Iron poisoning can mimic other disease states. Without a history of ingestion, it may be mistaken for a viral or bacterial gastroenteritis. If a history of ingestion is known, clinicians should always inquire as to what else may have been accessible to the child, as other caustic agents (eg, acid or alkali exposures) could also produce a similar clinical picture, and large ingestions of certain medications can produce similar GI symptoms and a profound metabolic acidosis (eg, metformin)

Iron poisoning should remain in the differential for children with an unexplained anion gap metabolic acidosis (one of the "I"s of the MUDPILES mnemonic) [6] :

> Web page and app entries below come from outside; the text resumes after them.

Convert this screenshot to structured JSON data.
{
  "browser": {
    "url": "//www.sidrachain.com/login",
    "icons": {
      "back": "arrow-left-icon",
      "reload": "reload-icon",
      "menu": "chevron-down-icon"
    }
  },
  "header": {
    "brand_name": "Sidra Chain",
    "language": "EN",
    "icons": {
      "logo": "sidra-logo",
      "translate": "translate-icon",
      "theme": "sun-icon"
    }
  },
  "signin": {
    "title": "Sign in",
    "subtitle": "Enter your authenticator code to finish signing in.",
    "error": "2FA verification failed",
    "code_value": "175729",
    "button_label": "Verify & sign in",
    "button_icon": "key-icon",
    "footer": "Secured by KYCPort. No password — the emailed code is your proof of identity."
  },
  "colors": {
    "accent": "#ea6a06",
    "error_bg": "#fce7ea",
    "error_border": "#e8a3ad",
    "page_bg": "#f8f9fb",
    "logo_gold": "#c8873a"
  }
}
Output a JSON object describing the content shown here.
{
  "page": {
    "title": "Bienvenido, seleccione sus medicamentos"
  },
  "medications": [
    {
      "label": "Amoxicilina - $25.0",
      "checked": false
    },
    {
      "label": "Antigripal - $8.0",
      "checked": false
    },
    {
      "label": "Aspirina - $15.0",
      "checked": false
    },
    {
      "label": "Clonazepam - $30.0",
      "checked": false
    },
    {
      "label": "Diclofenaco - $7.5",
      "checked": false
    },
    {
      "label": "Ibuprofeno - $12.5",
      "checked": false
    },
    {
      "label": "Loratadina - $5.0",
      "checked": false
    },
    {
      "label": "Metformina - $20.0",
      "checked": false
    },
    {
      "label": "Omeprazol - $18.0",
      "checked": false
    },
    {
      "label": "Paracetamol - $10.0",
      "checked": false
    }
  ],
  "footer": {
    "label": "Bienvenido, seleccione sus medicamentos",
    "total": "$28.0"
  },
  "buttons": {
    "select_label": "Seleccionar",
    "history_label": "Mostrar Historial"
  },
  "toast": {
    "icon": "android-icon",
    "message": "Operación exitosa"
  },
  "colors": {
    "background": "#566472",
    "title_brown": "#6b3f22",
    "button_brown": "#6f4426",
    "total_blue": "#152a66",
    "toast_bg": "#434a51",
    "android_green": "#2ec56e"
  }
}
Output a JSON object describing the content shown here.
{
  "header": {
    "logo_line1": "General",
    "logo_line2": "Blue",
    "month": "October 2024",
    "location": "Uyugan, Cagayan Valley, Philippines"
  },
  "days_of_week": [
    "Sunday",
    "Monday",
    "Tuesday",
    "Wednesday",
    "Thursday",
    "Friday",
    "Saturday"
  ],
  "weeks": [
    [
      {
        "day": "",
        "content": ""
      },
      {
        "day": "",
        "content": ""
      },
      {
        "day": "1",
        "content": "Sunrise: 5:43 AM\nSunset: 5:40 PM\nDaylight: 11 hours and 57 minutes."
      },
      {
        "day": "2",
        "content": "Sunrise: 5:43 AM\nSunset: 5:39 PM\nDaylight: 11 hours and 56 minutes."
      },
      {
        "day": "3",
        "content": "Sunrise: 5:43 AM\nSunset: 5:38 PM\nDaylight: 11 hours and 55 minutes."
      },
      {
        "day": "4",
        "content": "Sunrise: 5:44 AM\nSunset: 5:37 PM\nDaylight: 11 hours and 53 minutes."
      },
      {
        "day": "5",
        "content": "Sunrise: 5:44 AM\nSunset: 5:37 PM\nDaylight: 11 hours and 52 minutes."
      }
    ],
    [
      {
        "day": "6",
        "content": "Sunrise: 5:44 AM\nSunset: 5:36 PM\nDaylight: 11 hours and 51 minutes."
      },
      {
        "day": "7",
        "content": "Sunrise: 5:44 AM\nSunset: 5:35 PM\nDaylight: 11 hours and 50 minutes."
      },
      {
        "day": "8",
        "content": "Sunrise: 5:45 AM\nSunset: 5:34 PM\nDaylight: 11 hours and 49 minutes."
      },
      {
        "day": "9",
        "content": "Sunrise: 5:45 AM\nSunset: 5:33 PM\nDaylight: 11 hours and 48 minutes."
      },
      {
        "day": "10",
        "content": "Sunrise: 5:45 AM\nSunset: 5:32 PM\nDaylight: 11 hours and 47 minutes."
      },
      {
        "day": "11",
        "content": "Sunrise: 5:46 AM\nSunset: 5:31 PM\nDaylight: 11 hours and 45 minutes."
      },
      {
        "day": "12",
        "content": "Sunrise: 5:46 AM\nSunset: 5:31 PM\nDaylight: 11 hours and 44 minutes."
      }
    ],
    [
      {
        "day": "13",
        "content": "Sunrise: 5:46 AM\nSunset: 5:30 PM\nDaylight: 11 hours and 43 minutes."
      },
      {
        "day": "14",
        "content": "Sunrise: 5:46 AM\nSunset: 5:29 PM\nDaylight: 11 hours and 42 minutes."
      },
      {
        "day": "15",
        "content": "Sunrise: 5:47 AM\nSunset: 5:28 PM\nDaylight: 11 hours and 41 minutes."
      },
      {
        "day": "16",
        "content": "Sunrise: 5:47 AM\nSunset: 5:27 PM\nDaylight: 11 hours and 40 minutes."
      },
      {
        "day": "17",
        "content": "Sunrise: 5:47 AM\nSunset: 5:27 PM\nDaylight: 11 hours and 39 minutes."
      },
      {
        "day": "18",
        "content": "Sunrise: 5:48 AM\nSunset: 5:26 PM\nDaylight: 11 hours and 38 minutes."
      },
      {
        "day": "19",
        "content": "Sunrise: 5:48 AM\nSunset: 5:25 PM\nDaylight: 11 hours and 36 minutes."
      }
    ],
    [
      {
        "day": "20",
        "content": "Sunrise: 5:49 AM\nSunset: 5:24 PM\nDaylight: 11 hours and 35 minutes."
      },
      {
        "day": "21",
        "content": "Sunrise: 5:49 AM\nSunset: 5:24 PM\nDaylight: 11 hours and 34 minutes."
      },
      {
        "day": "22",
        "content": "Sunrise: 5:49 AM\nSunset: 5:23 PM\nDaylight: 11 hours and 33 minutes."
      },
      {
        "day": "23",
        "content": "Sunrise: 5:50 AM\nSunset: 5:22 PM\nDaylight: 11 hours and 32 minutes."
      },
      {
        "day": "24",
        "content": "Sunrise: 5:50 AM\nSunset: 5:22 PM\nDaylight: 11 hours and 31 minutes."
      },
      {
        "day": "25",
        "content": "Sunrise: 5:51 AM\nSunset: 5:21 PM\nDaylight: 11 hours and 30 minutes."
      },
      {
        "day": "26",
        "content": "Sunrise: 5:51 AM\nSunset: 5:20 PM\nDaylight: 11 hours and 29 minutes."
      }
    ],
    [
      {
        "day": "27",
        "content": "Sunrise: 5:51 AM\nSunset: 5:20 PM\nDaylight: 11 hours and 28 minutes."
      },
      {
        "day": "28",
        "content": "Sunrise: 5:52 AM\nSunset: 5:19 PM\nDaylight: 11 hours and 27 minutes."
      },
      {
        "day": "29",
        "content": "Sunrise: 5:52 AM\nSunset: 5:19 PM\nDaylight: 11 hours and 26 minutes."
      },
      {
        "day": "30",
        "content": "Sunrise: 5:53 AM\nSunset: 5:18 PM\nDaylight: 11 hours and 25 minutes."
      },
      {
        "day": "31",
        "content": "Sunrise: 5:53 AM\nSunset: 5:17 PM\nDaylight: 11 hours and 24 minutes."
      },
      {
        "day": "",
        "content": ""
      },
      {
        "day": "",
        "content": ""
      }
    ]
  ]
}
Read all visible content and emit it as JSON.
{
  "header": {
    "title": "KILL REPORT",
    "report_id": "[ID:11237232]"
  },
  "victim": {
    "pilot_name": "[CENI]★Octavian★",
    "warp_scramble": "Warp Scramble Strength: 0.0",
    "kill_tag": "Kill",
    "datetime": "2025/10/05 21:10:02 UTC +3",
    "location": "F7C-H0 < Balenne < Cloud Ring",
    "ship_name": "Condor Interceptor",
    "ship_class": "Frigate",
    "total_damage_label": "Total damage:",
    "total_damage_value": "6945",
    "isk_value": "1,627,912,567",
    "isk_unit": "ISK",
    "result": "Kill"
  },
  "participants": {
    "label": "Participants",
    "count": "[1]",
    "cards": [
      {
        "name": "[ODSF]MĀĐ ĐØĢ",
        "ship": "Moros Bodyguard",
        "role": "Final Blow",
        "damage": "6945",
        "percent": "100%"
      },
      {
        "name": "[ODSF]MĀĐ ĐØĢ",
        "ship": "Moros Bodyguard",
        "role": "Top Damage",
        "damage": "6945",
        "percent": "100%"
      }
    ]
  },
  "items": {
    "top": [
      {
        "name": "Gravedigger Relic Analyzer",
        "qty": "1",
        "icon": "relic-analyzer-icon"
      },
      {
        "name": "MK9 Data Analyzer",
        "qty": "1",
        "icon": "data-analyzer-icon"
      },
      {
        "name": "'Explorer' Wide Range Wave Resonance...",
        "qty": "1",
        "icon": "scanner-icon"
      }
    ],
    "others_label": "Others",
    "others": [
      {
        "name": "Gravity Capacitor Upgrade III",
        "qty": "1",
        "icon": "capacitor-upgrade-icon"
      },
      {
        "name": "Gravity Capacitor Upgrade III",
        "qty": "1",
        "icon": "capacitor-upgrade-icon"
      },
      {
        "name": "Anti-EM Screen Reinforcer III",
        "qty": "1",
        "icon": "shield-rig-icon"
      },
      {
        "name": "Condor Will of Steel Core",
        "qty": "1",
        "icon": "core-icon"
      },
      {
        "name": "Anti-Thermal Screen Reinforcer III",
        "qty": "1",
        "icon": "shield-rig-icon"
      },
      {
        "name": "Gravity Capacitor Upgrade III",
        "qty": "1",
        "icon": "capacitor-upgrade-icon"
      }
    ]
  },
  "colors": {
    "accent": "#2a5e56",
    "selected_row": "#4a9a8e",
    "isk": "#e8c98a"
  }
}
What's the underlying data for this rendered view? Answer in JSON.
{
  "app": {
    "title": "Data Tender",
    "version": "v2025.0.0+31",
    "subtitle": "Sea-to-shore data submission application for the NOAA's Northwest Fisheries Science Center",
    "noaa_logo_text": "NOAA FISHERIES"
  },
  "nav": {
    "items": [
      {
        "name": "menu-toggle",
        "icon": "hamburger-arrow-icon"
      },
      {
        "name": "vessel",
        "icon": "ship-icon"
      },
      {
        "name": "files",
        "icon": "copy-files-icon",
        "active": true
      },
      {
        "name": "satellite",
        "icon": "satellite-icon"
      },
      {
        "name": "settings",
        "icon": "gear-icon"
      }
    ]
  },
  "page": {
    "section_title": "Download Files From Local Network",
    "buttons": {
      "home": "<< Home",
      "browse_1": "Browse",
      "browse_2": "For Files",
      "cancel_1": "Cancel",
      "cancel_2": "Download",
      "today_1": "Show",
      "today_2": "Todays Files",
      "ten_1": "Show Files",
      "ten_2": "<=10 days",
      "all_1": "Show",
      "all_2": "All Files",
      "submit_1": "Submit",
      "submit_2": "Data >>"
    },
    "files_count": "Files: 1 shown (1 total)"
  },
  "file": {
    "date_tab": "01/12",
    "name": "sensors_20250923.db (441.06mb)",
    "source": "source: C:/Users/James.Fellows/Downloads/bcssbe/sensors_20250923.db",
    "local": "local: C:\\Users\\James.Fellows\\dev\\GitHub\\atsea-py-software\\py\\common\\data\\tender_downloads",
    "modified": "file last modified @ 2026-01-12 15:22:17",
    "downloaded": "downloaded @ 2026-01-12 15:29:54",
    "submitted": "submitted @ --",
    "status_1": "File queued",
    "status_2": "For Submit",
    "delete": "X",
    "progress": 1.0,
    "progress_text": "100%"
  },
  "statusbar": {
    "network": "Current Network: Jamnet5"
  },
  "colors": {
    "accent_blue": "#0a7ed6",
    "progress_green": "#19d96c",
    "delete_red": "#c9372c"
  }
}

  • Methanol
  • Uremia
  • Diabetic ketoacidosis
  • Paraldehyde
  • Iron (or Isoniazid)
  • Lactic acidosis
  • Ethylene glycol
  • Salicylates

Differential Diagnoses